In April 1912, Astor earned a prominent place in history when he embarked on the ocean liner RMS Titanic, which sank four days into its maiden voyage after colliding with an iceberg. Astor perished in the sinking.
Astor boarded the RMS Titanic with his second wife Madeleine Talmage Force. Many disapproved of J.J.'s marriage to Madeleine not only because she was 18 and he was a 47 year old man when they wed, but because he had only divorced his first wife, Ava Lowle Willing, two years earlier. When Margaret Brown boarded the RMS Titanic, Astor was in the elevator and they waved at each other. During the dining scene, he was introduced to Jack Dawson. Since he looked rich he asked him "Are you of the Boston Dawson's?" For his reply he got a nod no and a name of a small town. He took a seat next to his wife and later on went to have brandy with the rest of the gentlemen in the smoking room.

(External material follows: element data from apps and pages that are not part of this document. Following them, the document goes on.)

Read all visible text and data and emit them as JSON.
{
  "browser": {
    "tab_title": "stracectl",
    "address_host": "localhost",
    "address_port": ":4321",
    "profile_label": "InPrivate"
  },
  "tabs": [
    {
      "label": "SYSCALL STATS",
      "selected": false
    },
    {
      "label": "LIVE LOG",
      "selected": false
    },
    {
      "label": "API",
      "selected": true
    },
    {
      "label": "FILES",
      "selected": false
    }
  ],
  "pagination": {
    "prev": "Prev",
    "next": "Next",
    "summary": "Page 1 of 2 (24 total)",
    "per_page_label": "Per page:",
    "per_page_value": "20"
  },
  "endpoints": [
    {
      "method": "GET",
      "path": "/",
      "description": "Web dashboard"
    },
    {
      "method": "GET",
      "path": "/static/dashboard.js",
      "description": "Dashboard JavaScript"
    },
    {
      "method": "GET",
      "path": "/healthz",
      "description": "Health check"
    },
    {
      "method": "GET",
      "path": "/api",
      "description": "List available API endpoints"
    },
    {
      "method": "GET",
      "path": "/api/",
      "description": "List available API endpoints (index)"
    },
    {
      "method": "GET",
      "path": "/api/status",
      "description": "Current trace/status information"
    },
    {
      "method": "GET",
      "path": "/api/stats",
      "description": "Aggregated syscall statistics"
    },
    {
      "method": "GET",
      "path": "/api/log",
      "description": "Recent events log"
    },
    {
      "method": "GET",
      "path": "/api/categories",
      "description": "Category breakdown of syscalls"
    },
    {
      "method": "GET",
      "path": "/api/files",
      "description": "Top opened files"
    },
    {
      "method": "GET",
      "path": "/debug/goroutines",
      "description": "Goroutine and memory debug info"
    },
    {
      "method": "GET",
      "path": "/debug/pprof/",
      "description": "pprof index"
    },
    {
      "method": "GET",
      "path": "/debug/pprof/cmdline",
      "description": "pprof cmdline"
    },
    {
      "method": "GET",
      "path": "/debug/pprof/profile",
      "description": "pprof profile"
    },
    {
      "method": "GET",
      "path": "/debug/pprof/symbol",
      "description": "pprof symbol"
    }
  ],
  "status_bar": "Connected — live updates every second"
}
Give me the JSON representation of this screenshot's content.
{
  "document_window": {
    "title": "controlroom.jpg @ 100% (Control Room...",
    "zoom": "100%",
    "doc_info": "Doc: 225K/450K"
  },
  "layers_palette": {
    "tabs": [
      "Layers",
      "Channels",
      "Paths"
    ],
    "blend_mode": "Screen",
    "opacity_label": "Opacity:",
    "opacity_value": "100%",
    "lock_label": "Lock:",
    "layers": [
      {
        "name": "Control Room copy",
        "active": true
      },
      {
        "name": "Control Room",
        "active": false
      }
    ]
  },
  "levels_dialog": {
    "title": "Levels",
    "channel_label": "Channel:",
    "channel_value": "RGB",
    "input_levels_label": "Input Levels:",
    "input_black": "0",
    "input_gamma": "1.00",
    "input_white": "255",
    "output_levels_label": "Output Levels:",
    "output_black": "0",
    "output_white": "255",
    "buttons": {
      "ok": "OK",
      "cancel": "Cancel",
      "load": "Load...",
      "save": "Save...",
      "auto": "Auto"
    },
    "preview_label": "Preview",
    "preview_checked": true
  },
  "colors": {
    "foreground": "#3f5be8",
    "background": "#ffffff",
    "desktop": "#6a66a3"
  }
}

During the sinking he let his wife go in lifeboat 4, and stayed on the ship to look for his dog, then seeing that all hope was lost, he stayed in the flooding Grand Staircase. He held onto a post of the staircase when the Grand Staircase's dome breaks, flooding the entire room. The water slammed into Astor, killing him instantly. However, when the ship broke in half, the staircase floated out and the body of Astor was washed up to the surface thanks to his life jacket. His body was found and laid to rest in New York in their families private cemetery.
Behind the scenesEdit
He was portrayed by Eric Braeden. Braeden was cast into the role due to a strong resemblance to the real Astor.
For many years, Titanic researchers believed the real Astor died after being crushed when one of the ship's funnels collapsed. Astor's body was recovered on April 22 by the steamer Mackay-Bennett, a cable-ship chartered by White Star Line (the Titanic's shipping company). But all who examined his body maintained that it was in perfect condition with no bruising or disfigured in a manner suggesting that he had been killed by a falling funnel. Survivor Philip Mock claimed to have seen Astor in the water clinging to a raft with Thomas Stead and William Stead. "Their feet became frozen," said Mock, "and they were forced to release their hold. Both were drowned."